● **YOUR TASK**
Output should begin at the line holding "Read all visible content and emit it as JSON." and end at the last line of the entries; print those lines verbatim and no others.

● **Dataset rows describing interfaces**
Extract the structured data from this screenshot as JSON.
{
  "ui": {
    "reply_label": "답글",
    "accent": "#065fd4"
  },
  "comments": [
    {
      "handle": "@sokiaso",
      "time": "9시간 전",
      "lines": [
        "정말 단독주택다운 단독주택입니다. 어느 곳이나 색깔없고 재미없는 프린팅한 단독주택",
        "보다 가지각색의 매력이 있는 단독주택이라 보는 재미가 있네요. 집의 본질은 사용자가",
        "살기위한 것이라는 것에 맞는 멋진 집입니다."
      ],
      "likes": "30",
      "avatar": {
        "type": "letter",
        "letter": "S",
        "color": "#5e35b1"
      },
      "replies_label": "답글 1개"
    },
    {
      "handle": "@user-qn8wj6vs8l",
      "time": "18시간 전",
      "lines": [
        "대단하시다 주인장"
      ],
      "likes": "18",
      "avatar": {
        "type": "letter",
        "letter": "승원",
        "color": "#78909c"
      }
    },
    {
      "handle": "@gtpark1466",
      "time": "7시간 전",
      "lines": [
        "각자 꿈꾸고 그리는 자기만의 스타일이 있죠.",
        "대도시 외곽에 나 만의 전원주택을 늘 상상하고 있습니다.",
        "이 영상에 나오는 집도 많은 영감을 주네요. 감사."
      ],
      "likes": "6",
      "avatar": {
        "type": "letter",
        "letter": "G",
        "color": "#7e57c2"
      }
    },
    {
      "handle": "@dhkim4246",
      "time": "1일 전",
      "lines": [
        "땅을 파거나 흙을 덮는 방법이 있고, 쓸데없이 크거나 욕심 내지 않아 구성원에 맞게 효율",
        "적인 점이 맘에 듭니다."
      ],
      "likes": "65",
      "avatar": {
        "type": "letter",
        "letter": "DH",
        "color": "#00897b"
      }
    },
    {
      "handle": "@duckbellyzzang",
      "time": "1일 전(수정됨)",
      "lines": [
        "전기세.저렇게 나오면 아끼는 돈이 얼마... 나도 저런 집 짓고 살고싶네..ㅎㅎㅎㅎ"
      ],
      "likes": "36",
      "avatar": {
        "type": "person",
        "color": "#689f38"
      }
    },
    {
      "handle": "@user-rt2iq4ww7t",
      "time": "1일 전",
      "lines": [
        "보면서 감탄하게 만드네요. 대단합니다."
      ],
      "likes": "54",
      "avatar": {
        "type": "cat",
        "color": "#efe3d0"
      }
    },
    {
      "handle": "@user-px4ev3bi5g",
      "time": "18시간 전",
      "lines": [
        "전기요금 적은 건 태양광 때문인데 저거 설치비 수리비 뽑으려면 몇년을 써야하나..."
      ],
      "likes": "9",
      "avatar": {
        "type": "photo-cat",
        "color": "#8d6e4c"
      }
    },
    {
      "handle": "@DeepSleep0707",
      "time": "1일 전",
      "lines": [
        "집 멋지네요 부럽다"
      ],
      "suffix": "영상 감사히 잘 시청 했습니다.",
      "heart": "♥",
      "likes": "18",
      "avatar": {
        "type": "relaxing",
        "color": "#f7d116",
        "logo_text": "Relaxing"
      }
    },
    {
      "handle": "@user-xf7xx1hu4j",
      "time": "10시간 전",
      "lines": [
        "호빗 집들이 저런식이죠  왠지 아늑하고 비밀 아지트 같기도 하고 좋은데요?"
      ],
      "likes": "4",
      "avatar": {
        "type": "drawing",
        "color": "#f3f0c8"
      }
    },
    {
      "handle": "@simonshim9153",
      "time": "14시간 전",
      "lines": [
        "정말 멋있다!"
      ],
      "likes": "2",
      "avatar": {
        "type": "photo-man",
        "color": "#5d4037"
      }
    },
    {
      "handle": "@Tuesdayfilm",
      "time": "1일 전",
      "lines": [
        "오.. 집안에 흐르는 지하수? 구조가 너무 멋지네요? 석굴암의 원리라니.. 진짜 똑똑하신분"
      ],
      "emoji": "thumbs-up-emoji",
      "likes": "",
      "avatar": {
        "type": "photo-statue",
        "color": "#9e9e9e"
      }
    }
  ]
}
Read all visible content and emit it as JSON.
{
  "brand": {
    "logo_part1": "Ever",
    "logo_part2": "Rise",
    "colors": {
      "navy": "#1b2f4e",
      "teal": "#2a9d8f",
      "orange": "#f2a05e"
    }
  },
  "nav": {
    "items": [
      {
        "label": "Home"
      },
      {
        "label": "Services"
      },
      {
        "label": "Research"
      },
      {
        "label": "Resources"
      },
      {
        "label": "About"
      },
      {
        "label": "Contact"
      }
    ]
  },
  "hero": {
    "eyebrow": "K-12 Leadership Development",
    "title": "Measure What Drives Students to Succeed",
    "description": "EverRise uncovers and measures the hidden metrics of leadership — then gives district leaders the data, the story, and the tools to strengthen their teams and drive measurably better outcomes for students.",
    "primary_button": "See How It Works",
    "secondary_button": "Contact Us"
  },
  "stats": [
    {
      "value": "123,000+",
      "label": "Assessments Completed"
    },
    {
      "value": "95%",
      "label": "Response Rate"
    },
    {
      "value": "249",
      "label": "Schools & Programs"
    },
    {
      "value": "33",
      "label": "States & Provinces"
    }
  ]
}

● **WRITTEN RESPONSE**
Read all visible content and emit it as JSON.
{
  "brand": {
    "logo_part1": "Ever",
    "logo_part2": "Rise",
    "colors": {
      "navy": "#1b2f4e",
      "teal": "#2a9d8f",
      "orange": "#f2a05e"
    }
  },
  "nav": {
    "items": [
      {
        "label": "Home"
      },
      {
        "label": "Services"
      },
      {
        "label": "Research"
      },
      {
        "label": "Resources"
      },
      {
        "label": "About"
      },
      {
        "label": "Contact"
      }
    ]
  },
  "hero": {
    "eyebrow": "K-12 Leadership Development",
    "title": "Measure What Drives Students to Succeed",
    "description": "EverRise uncovers and measures the hidden metrics of leadership — then gives district leaders the data, the story, and the tools to strengthen their teams and drive measurably better outcomes for students.",
    "primary_button": "See How It Works",
    "secondary_button": "Contact Us"
  },
  "stats": [
    {
      "value": "123,000+",
      "label": "Assessments Completed"
    },
    {
      "value": "95%",
      "label": "Response Rate"
    },
    {
      "value": "249",
      "label": "Schools & Programs"
    },
    {
      "value": "33",
      "label": "States & Provinces"
    }
  ]
}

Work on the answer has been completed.